- Areas where fish are received or stored should be so separated from areas in which final product preparation or packaging is conducted as to prevent contamination of the finished product.
- Separate and adequate storage should be provided for wood, saw dust or similar materials used in smoking of fish.
- Separate and adequate facilities should be provided for drying fish.
- Salt and other ingredients used in the curing or processing of fish or fish products should be stored where appropriate in a dry state and in a manner to prevent their contamination.
- Storage facilities should be available for the proper dry storage of packaging materials.
- If poisonous or harmful materials, including cleaning compounds, disinfectants and pesticides are stored, they should be kept in a separate room designed or marked specifically for this purpose.
b. Structural Components of Establishments
- Floors should be hard surfaced, non-absorbent and adequately drained.
- Internal walls should be smooth, waterproof, resistant to fracture, light colored and readily cleanable.
- Ceiling should be so designed, constructed, and finished as to prevent accumulation of dirt and minimize condensation, mould development, flaking, and should be easy to clean.
- Windowsills should be kept to a minimize size, be sloped inward at least 45 degrees and be at least one meter from the floor.
- All doors through which fish or their products are moved should be sufficiently wide, well constructed of a suitable materials and should be of a self-closing type.
- Stairs, lift cages and auxiliary structures should be so situated and constructed as not to cause contamination to fish
c. Control of environmental
- Premises should be well ventilated to prevent excessive heat, condensation, and contamination with obnoxious odor, dust, vapor, or smoke.
- A minimum illumination of 220 lux (20 foot candles) in general working areas and not less than 540 lux (50 foot candles) at points requiring close examination of the product should be provided and should not alter colors.
- An ample supply of cold and hot potable water and/or clean sea water under adequate pressure should be available at numerous points throughout the premises at all times during the working ours.

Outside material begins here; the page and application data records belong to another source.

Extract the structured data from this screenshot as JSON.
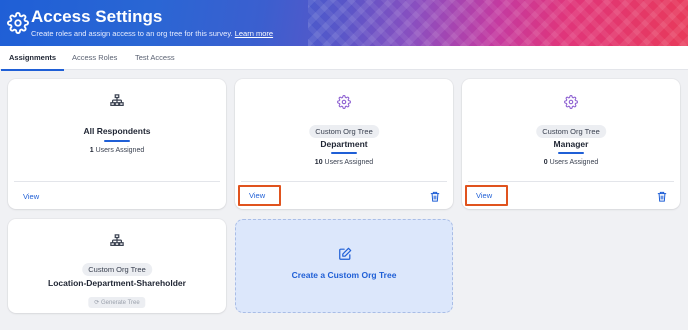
{
  "header": {
    "title": "Access Settings",
    "subtitle": "Create roles and assign access to an org tree for this survey.",
    "learn_more": "Learn more"
  },
  "tabs": [
    {
      "label": "Assignments",
      "active": true
    },
    {
      "label": "Access Roles",
      "active": false
    },
    {
      "label": "Test Access",
      "active": false
    }
  ],
  "cards": {
    "all_respondents": {
      "title": "All Respondents",
      "users_count": "1",
      "users_suffix": " Users Assigned",
      "view": "View"
    },
    "department": {
      "badge": "Custom Org Tree",
      "title": "Department",
      "users_count": "10",
      "users_suffix": " Users Assigned",
      "view": "View"
    },
    "manager": {
      "badge": "Custom Org Tree",
      "title": "Manager",
      "users_count": "0",
      "users_suffix": " Users Assigned",
      "view": "View"
    },
    "location": {
      "badge": "Custom Org Tree",
      "title": "Location-Department-Shareholder",
      "generate": "Generate Tree"
    },
    "create": {
      "title": "Create a Custom Org Tree"
    }
  },
  "colors": {
    "accent": "#1f5fd6",
    "highlight": "#e0531e",
    "icon_purple": "#8a5cd0"
  }
}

- When in-pant chlorination of water is used, the residual content of free chlorine should be maintained at no more than the minimum effective level for the use intended.
- Ice should be made from potable water or clean seawater and should be manufactured, handled and stored to protect it from contamination.
- Proper facilities for washing and disinfection of equipment should be provided.
- Drains should be of an adequate size, suitable type, equipped with traps and with removable grating to permit cleaning.
- A separate refuse room or other equally adequate offal storage facilities should be provided on the premises.
- Staff amenities such as lunchrooms and changing rooms or rooms containing shower or washing facilities should be provided.
- Adequate and conveniently located toilet facilities should be provided.
- Facilities should be available in the processing areas for employees to wash and dry their hands and for disinfection.